Kendall & Sons Ltd
|Industry||Umbrellas, Ladieswear, Rainwear|
|Fate||Taken over by Combined English Stores, then Hepworths Ltd. Now part of Next PLC|
|Products||'Miss Kendall', 'Kendall Girl', Kendella|
|Employees||About 660 in mid-1970s|
|Parent||Combined English Stores, Hepworths, Next (retailer)|
Kendall and Sons Limited was an umbrella, rainwear and ladies wear company founded in 1870, it was bought by Combined English Stores in 1977, and subsequently by Hepworths, a Leeds based menswear company. It was then converted into the Next ladieswear chain.
Kendall and Sons was founded by William Wheeler Kendall in 1870. Born 1849, he came from a farming family near Market Harborough in Leicestershire who decided to travel to Leicester to find his fortune. He started selling umbrellas from a barber's shop in Northampton Street, and then manufactured them using Fox frames. The company expanded to over 100 stores by the 1960s and its umbrellas were sold the world over. On many occasions it supplied umbrellas to particular specifications to protect members of the Royal Family, and even supplied 5 umbrellas to the 1952 expedition which successfully conquered Everest.
In 1932 the company moved into purpose built factory on 128 Charles Street, Leicester specifically designed with an eye to greater efficiency and staff comfort.
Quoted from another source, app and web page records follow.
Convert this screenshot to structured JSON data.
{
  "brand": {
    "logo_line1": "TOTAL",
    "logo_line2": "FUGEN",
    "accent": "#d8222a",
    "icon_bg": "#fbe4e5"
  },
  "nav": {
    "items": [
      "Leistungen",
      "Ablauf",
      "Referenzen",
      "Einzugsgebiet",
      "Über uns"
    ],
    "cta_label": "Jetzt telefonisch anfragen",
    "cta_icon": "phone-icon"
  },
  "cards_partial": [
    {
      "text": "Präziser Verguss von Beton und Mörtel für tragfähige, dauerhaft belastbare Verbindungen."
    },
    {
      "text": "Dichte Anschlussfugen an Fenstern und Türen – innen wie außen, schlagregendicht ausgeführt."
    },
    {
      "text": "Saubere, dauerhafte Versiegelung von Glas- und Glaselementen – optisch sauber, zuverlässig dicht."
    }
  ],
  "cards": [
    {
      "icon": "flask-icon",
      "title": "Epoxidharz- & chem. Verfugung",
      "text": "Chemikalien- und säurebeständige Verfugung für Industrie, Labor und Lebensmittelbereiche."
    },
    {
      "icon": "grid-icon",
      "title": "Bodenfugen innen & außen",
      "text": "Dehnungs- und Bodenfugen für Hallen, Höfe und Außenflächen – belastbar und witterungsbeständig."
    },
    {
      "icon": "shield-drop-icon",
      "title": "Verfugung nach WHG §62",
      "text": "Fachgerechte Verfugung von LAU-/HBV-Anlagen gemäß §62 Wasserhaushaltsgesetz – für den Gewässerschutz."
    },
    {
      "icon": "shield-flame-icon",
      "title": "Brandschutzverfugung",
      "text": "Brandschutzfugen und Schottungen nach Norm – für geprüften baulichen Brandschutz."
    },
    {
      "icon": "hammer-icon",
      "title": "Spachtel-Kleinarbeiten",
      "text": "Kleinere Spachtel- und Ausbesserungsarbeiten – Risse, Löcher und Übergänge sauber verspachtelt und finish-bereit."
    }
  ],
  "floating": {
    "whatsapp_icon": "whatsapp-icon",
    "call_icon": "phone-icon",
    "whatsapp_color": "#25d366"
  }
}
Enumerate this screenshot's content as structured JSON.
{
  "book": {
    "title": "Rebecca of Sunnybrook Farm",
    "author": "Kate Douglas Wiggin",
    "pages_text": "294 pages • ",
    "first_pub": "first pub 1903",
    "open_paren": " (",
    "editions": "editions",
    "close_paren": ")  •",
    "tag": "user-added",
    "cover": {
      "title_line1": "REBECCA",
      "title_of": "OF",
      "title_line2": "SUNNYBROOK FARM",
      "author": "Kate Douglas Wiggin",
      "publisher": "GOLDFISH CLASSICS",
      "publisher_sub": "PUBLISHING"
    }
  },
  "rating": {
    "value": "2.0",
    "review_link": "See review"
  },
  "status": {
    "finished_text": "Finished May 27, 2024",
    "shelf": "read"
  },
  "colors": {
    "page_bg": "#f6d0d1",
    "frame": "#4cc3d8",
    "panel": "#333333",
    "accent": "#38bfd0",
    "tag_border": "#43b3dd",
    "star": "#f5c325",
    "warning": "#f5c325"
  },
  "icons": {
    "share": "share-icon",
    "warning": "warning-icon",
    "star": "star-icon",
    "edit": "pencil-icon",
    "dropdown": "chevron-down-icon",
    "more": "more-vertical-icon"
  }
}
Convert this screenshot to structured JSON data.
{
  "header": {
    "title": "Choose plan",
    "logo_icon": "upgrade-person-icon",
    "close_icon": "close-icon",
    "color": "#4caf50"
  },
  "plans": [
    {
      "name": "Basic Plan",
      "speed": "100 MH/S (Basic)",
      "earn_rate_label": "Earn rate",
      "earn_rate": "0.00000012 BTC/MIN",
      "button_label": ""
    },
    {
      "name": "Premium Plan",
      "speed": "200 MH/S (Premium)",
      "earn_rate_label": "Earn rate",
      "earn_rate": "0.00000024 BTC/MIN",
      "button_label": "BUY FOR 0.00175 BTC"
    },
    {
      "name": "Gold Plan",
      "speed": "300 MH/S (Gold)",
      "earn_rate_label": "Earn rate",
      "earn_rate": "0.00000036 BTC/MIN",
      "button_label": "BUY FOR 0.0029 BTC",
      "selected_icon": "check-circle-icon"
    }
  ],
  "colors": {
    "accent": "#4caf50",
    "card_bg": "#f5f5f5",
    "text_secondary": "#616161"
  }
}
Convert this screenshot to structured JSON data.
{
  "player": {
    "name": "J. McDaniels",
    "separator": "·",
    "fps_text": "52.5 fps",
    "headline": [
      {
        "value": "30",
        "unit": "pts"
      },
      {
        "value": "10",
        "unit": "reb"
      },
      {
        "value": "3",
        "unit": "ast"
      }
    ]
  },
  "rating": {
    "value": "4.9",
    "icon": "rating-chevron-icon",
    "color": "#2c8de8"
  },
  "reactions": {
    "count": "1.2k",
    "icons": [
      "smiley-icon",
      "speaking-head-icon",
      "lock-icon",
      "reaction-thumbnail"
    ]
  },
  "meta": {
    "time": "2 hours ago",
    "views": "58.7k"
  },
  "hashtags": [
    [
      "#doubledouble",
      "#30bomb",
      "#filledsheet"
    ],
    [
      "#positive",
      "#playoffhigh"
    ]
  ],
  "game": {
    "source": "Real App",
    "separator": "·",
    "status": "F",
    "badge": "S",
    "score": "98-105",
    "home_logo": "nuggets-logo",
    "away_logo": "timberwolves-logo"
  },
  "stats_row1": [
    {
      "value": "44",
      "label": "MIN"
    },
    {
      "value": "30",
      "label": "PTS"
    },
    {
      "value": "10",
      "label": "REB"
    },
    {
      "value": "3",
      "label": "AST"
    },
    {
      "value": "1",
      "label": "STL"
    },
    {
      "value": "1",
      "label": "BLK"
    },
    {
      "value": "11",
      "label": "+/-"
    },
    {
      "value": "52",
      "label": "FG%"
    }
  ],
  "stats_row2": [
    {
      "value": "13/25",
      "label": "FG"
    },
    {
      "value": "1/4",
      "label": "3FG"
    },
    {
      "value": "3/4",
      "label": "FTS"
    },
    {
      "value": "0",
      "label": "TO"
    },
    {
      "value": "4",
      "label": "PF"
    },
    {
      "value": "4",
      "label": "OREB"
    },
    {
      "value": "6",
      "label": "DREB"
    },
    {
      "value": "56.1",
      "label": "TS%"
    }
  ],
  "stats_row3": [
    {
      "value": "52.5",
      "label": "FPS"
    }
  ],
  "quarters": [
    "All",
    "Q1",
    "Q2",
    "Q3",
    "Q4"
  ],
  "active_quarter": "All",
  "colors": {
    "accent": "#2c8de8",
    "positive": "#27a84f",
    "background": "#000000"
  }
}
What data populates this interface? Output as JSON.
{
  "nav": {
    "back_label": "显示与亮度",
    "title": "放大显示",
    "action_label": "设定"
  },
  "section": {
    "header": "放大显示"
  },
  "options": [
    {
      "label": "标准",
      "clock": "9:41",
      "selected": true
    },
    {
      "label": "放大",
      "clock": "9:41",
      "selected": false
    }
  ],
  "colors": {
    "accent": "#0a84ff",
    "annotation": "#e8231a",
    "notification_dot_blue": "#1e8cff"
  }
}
Indeed special care was always given to the welfare of the staff. The company was one of the first to institute the tea-break with the tea provided free (15 minutes or 20 minutes during overtime) and a staff canteen. Between the wars one and a half hours was allowed for lunch after a poll of the staff to see whether they preferred working later and enjoying a longer dinner 'hour'. Regular staff trips took place with Kendall's taking the entire factory staff to destinations such as Cleethorpes, Skegness and Kenilworth.
During the 20th century Kendall's continued to manufacture umbrellas, but also developed rainwear and ladies clothing retail lines. During the 2nd world war it manufactured machintoshes for the army as well as using the skills in handling silk built up over 70 years of the umbrella manufacturing to produce parachutes.
The main emphasis of the Kendall's sales and marketing throughout its history was quality and high standards, and as such advertised in quality publications like Vogue, and it used the model Twiggy for photo shoots of its clothing ranges in the 1960s. It also regularly bought the entire front page of The Daily Mail. This was usually around St Swithin's day when it was said that if it rained then it would rain for the next 40 days. One such page was on 14 July 1927 where readers were urged to buy a Kendall's umbrella in exchange for a 'free' Kendella Weather House.
The company remained in family ownership until 1977 when it was bought by Combined English Stores. In 1981 it was sold to Hepworth and Sons a tailors company from Leeds, who embarked on converting all the Kendall stores to the Next brand. This was completed by 1984.
- Kendall and Sons history website
- Next Group history
- Encyclopaedia of company histories
- Ladies wear Manufacturers
- Men’s wear suppliers
- Time when 'Kendall's kept the country dry' Article from the Leicester Mercury
- NEXT plc: Information and Much More from Answers.com
- The House of Kendall, Published by Newman Neame Ltd. Page 7.
- Leicester Mail, unknown date, page 12
- The House of Kendall, Published by Newman Neame Ltd. Page 21.
- The Daily Mail, Thursday July 14, 1927